> What the task requires:
Top to bottom, give the entries again exactly as written.

> Records for processing:
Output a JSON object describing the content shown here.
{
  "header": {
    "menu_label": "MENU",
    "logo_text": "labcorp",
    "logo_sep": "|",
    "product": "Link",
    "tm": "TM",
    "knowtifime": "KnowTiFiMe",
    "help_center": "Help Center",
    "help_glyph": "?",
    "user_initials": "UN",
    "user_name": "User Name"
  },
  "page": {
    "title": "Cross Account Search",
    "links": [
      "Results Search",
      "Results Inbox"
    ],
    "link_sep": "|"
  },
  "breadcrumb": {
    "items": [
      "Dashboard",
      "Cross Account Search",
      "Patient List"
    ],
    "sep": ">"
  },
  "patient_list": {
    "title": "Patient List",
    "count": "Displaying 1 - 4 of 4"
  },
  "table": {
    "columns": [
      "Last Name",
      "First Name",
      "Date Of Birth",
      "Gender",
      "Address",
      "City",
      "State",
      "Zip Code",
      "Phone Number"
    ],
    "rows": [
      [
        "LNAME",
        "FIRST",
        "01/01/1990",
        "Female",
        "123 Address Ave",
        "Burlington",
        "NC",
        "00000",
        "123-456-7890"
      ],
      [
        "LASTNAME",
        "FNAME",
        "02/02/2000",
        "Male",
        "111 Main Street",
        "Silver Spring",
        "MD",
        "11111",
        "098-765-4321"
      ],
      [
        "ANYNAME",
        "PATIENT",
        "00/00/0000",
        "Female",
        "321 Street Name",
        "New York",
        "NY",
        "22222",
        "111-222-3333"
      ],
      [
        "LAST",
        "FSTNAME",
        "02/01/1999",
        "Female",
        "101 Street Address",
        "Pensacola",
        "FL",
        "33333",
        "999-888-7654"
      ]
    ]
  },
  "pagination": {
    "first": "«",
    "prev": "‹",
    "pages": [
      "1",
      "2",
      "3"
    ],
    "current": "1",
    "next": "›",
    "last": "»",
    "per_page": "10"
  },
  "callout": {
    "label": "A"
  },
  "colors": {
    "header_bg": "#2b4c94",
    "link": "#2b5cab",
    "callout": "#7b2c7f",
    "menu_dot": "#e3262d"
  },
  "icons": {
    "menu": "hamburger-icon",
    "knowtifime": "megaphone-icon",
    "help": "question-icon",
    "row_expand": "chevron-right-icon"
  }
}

> Task result:
Output a JSON object describing the content shown here.
{
  "header": {
    "menu_label": "MENU",
    "logo_text": "labcorp",
    "logo_sep": "|",
    "product": "Link",
    "tm": "TM",
    "knowtifime": "KnowTiFiMe",
    "help_center": "Help Center",
    "help_glyph": "?",
    "user_initials": "UN",
    "user_name": "User Name"
  },
  "page": {
    "title": "Cross Account Search",
    "links": [
      "Results Search",
      "Results Inbox"
    ],
    "link_sep": "|"
  },
  "breadcrumb": {
    "items": [
      "Dashboard",
      "Cross Account Search",
      "Patient List"
    ],
    "sep": ">"
  },
  "patient_list": {
    "title": "Patient List",
    "count": "Displaying 1 - 4 of 4"
  },
  "table": {
    "columns": [
      "Last Name",
      "First Name",
      "Date Of Birth",
      "Gender",
      "Address",
      "City",
      "State",
      "Zip Code",
      "Phone Number"
    ],
    "rows": [
      [
        "LNAME",
        "FIRST",
        "01/01/1990",
        "Female",
        "123 Address Ave",
        "Burlington",
        "NC",
        "00000",
        "123-456-7890"
      ],
      [
        "LASTNAME",
        "FNAME",
        "02/02/2000",
        "Male",
        "111 Main Street",
        "Silver Spring",
        "MD",
        "11111",
        "098-765-4321"
      ],
      [
        "ANYNAME",
        "PATIENT",
        "00/00/0000",
        "Female",
        "321 Street Name",
        "New York",
        "NY",
        "22222",
        "111-222-3333"
      ],
      [
        "LAST",
        "FSTNAME",
        "02/01/1999",
        "Female",
        "101 Street Address",
        "Pensacola",
        "FL",
        "33333",
        "999-888-7654"
      ]
    ]
  },
  "pagination": {
    "first": "«",
    "prev": "‹",
    "pages": [
      "1",
      "2",
      "3"
    ],
    "current": "1",
    "next": "›",
    "last": "»",
    "per_page": "10"
  },
  "callout": {
    "label": "A"
  },
  "colors": {
    "header_bg": "#2b4c94",
    "link": "#2b5cab",
    "callout": "#7b2c7f",
    "menu_dot": "#e3262d"
  },
  "icons": {
    "menu": "hamburger-icon",
    "knowtifime": "megaphone-icon",
    "help": "question-icon",
    "row_expand": "chevron-right-icon"
  }
}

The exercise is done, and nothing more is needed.